But for all of the talk about how we want our kids to be leaders, there isn’t as much discussion about how to go about developing their leadership qualities. Usually, by the time they hit high school a few natural leaders rise to the top, but for those who aren’t born with an innate desire to be class president and more, how can we foster leadership skills?
As it turns out, a major piece of the equation is community, especially in school.
What Is Community
Many schools these days have made community a significant part of their curriculum. But what is a school community, exactly?
The typical definition of a school community is that it is the group of stakeholders — individuals (including parents, students, and teachers), groups, agencies, organizations, and businesses that have a vested interested in the welfare of the school. However, within a specific school environment, the definition goes much deeper than just “We care about the school.”
When educators refer to a school community, they are referring to the deep connections that the community members have with the school, and with each other. Community is closely tied to the culture of the school; a school with a strong community makes everyone feel included, heard, and cared for, giving them a sense of shared purpose and investment in the success of the school.

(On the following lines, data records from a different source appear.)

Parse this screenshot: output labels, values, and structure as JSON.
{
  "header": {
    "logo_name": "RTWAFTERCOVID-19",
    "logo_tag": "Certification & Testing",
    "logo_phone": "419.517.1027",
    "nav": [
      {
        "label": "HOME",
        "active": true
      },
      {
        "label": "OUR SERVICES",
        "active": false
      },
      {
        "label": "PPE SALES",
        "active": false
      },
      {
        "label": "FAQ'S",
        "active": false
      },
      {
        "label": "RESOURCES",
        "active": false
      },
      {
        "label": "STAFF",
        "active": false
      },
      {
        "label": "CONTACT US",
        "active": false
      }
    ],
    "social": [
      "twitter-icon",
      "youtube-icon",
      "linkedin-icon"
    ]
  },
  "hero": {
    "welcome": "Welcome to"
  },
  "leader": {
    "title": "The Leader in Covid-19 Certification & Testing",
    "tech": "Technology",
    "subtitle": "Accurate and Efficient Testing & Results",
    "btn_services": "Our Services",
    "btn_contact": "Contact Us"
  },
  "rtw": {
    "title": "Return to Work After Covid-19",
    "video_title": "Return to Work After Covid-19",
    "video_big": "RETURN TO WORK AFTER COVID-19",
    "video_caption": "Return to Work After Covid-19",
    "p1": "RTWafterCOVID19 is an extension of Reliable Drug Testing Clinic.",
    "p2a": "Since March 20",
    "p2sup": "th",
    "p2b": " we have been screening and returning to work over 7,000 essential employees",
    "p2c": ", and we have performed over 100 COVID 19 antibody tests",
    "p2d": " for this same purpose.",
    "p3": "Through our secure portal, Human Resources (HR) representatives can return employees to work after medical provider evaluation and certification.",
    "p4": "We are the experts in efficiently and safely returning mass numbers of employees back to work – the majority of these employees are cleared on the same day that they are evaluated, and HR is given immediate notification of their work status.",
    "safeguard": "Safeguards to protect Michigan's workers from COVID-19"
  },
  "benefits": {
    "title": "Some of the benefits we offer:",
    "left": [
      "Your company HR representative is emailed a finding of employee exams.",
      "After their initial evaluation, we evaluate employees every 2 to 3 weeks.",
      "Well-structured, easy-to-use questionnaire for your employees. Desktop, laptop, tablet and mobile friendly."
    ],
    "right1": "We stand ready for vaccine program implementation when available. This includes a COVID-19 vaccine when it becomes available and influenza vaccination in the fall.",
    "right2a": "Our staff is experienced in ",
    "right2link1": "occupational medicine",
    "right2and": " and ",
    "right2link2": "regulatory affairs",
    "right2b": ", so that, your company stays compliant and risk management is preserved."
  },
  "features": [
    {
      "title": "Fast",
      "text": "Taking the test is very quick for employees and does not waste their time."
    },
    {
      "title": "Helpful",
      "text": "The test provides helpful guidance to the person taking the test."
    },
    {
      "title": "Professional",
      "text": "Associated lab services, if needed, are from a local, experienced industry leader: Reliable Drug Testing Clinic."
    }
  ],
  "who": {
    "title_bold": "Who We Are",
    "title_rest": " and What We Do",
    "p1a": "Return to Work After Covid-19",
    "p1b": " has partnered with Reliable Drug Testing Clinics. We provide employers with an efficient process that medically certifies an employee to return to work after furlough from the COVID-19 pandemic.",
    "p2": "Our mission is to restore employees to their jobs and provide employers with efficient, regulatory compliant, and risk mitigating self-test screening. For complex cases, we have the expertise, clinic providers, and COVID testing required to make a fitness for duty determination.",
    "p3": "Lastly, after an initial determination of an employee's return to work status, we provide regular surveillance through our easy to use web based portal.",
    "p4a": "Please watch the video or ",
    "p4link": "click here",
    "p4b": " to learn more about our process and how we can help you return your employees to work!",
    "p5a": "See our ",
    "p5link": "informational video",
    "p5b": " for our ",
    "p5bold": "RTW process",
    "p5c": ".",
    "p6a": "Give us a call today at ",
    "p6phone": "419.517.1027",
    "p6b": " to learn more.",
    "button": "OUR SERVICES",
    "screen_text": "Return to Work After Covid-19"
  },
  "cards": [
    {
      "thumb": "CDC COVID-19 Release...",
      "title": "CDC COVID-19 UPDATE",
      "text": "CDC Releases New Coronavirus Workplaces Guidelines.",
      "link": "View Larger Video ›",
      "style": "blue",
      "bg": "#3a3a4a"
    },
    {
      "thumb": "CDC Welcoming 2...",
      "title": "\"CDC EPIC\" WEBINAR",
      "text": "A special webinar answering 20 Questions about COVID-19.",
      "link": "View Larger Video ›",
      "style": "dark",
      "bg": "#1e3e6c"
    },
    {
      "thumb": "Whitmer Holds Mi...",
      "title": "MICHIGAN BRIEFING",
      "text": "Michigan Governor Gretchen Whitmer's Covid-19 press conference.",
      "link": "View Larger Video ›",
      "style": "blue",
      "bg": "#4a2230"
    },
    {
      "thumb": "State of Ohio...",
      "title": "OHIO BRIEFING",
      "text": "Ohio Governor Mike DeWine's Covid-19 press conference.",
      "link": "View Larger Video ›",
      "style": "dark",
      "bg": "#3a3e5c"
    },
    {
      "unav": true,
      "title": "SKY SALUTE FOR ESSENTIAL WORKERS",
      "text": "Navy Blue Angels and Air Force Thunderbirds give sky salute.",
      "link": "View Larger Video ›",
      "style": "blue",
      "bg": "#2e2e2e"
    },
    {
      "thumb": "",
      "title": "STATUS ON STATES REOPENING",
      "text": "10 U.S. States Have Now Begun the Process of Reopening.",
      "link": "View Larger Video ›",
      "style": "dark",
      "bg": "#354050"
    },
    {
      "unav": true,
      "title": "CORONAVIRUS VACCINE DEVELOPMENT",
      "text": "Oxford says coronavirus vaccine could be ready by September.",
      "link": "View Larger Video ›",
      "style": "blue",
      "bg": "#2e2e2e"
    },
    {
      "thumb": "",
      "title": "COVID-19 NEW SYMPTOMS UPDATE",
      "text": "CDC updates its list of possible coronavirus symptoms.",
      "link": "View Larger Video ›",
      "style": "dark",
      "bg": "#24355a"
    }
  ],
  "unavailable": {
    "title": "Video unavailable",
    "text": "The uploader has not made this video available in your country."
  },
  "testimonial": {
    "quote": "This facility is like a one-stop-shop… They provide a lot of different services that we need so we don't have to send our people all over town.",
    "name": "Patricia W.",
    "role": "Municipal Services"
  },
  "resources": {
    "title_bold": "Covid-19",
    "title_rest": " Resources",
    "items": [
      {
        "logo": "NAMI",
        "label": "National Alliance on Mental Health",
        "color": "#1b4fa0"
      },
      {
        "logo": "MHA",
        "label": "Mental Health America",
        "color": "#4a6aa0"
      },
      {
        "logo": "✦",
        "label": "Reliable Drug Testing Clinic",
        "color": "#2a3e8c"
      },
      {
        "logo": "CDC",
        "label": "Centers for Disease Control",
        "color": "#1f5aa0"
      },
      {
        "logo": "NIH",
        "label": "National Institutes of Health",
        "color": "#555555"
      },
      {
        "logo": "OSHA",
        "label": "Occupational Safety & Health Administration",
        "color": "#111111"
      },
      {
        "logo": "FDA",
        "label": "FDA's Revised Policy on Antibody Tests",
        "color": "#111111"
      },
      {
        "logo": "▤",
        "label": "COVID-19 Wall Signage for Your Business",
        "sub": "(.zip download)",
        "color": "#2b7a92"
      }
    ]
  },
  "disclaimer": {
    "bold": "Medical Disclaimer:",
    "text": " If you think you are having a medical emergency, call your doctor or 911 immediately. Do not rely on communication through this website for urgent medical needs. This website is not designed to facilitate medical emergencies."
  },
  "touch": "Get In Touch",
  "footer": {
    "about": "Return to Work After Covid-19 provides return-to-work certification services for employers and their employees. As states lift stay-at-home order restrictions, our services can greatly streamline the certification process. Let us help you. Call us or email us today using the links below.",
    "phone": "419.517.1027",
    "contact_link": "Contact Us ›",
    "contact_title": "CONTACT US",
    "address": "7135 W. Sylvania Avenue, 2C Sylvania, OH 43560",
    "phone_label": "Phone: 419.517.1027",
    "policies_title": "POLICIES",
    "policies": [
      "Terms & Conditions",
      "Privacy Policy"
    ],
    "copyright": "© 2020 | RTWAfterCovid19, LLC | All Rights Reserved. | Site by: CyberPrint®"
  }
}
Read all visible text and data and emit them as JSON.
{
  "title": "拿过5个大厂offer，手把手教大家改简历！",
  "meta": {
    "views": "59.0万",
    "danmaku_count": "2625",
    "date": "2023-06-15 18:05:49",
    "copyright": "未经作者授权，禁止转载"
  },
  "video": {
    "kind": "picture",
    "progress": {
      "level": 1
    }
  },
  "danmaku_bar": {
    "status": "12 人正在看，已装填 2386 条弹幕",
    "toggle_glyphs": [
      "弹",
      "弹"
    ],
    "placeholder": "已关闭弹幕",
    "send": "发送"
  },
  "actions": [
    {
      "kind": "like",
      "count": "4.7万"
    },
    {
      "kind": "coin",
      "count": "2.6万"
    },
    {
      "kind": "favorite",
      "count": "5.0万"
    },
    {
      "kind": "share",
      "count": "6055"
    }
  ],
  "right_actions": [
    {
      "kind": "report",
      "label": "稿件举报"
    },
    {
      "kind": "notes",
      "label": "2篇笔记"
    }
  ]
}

Community is vital to a functioning, successful education environment. When everyone feels as if they are part of the community, they are more involved and committed to the success of the school. From a student’s perspective, a sense of community helps form their identity; students who are applying to American Hebrew Academy, for example, do so because they want to discover and refine who they are within a like-minded community.
Everyone wants to belong to something and feel that their needs will be met, whether they are social, emotional, or educational. And in many cases, when a student feels like they are an important and valued part of the community, they remain committed for life.
Community and Leadership
So what does all of this talk about community have to do with leadership? Well, studies show that strong communities foster strong leadership. In fact, one of the hallmarks of a functioning community is a sense of shared leadership, with many diverse perspectives and voices contributing to the running of the community.
In the educational realm, this means allowing students to have a voice in the issues that affect them, and giving them opportunities to engage in initiatives designed to improve the school community. By modeling processes for change and governance, rallying support from stakeholders, and listening to diverse perspectives, you show students what leadership really is, and help them develop the skills and confidence necessary to lead in their own lives.
As you evaluate educational options for your child, pay close attention to discussions of community. Most schools will tout the leadership opportunities for students through sports, student government, and other extracurricular activities, but ask questions about how the school fosters a sense of community.
For example, ask:
- What opportunities are there for feedback and discussion about the curriculum and other aspects of the school, for both parents and students?
- Are parents invited to sit on boards or committees? What type of student representation is there?
- How do you foster community among students? Are there events, service projects, etc. that allow them to stretch out of their comfort zones and be a part of the community?
- What role does the school play in the larger community? Do you conduct outreach, or encourage students to extend their leadership building beyond the confines of campus?
By asking questions to get a sense of the school community before you enroll your child, you can find an environment that will help foster your child’s leadership skills while also creating a sense of belonging for the entire family. Community may only be a piece of the leadership puzzle, but it’s an important one, so don’t overlook this important consideration.